#### YOUR GOAL
The lines to copy are those with "Shift" in them. Pull each one from the entries below.

#### RECORDS FOR THE TASK
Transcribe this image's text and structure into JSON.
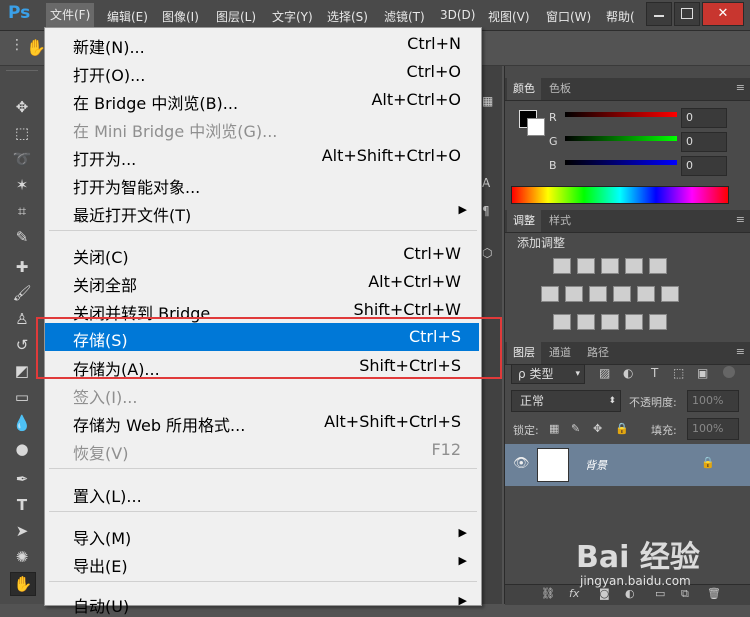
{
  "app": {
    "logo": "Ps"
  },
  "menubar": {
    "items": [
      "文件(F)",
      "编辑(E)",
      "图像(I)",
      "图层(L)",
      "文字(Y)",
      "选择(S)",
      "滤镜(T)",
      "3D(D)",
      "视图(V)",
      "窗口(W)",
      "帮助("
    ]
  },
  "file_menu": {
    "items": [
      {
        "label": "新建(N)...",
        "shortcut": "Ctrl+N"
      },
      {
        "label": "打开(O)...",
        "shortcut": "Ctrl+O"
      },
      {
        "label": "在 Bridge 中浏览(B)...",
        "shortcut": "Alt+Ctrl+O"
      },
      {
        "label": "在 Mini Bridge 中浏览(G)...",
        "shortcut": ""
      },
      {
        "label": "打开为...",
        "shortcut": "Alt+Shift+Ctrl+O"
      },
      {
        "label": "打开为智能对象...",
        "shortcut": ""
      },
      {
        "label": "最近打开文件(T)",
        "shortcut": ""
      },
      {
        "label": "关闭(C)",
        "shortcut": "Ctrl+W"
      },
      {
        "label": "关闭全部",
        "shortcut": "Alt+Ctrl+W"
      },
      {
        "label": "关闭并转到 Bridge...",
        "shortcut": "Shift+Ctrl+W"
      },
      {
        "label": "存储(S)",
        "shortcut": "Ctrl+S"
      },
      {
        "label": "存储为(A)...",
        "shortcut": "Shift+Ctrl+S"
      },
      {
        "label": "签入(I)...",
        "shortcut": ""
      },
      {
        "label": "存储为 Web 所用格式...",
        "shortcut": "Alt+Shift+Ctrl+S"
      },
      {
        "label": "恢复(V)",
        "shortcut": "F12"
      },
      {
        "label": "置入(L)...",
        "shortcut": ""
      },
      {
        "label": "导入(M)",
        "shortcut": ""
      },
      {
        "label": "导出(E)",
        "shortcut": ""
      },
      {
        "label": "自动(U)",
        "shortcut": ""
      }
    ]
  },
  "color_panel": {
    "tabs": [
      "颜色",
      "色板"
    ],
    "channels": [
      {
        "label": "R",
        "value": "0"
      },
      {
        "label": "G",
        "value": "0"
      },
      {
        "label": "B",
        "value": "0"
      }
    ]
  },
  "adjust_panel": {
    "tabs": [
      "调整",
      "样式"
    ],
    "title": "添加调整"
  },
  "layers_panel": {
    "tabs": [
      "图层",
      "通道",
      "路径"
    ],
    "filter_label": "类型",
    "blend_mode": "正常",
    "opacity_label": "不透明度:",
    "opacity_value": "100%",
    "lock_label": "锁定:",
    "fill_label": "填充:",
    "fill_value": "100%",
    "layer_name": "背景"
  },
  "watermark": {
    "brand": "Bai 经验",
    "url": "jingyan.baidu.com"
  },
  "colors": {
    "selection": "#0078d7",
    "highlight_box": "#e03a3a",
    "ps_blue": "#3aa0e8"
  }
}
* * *
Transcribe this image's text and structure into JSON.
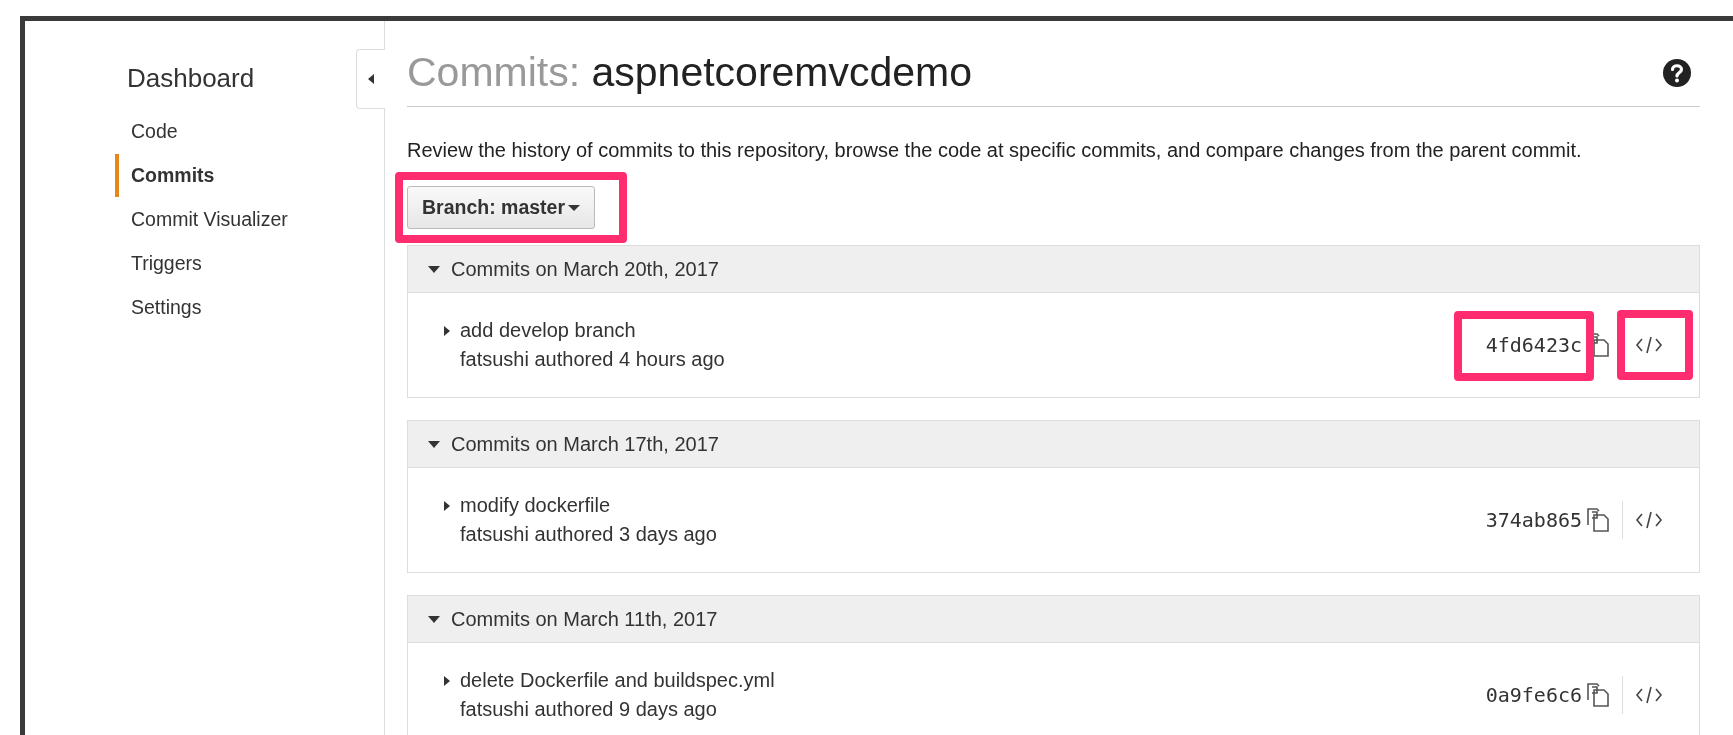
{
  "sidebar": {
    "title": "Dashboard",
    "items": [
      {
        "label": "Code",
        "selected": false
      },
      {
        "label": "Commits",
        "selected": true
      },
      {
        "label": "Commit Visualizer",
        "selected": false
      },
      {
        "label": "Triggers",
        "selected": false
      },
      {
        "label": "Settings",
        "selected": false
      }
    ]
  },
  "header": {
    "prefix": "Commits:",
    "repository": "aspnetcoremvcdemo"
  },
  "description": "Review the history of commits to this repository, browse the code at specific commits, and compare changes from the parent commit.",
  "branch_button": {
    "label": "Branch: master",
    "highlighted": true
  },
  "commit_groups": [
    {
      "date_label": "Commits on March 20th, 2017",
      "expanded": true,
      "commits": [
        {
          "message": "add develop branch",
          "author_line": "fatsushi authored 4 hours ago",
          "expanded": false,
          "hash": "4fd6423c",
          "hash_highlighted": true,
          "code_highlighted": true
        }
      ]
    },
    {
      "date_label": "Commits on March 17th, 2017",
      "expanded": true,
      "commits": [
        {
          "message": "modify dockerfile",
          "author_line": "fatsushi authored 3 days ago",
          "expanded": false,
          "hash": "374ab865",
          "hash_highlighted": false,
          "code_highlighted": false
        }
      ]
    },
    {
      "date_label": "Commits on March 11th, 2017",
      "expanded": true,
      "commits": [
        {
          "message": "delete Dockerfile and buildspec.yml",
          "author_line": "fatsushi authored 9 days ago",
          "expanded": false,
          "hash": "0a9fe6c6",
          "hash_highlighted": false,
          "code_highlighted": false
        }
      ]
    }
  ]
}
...
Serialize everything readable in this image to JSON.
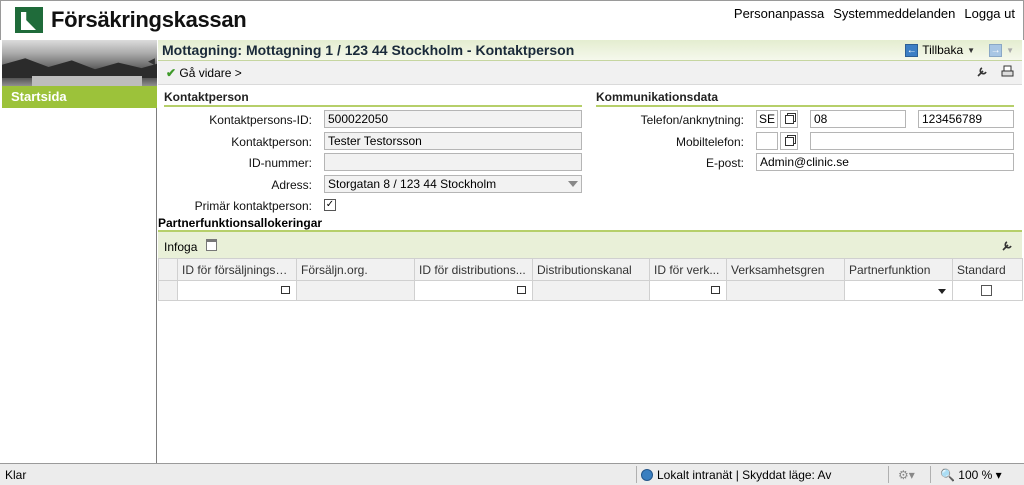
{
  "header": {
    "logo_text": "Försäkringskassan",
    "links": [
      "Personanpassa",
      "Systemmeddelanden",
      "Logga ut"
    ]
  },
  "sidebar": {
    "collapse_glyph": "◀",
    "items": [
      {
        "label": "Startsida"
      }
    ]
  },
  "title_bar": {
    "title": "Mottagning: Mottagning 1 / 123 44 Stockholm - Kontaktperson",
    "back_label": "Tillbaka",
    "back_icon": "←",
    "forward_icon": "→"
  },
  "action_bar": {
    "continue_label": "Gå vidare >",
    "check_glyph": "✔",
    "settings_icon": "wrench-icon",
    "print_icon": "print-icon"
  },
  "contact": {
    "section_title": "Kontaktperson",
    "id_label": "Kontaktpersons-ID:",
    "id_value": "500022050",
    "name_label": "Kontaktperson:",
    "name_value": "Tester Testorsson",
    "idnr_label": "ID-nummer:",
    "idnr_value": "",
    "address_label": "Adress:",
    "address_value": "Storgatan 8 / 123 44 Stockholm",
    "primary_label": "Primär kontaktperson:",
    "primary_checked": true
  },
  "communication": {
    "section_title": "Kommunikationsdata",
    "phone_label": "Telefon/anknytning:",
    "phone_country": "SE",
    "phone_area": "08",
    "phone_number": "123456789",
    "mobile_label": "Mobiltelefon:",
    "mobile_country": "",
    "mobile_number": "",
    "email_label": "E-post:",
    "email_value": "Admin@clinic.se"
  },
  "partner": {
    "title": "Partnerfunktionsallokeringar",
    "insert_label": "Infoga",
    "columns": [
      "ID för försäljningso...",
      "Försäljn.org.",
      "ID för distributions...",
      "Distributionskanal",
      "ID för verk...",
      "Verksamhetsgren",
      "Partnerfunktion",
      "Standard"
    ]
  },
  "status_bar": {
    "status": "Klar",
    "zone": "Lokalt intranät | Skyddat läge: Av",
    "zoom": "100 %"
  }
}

#### SOLUTION FOR THIS TASK
        "shortcut": "Alt+Shift+Ctrl+O"
        "shortcut": "Shift+Ctrl+W"
        "shortcut": "Shift+Ctrl+S"
        "shortcut": "Alt+Shift+Ctrl+S"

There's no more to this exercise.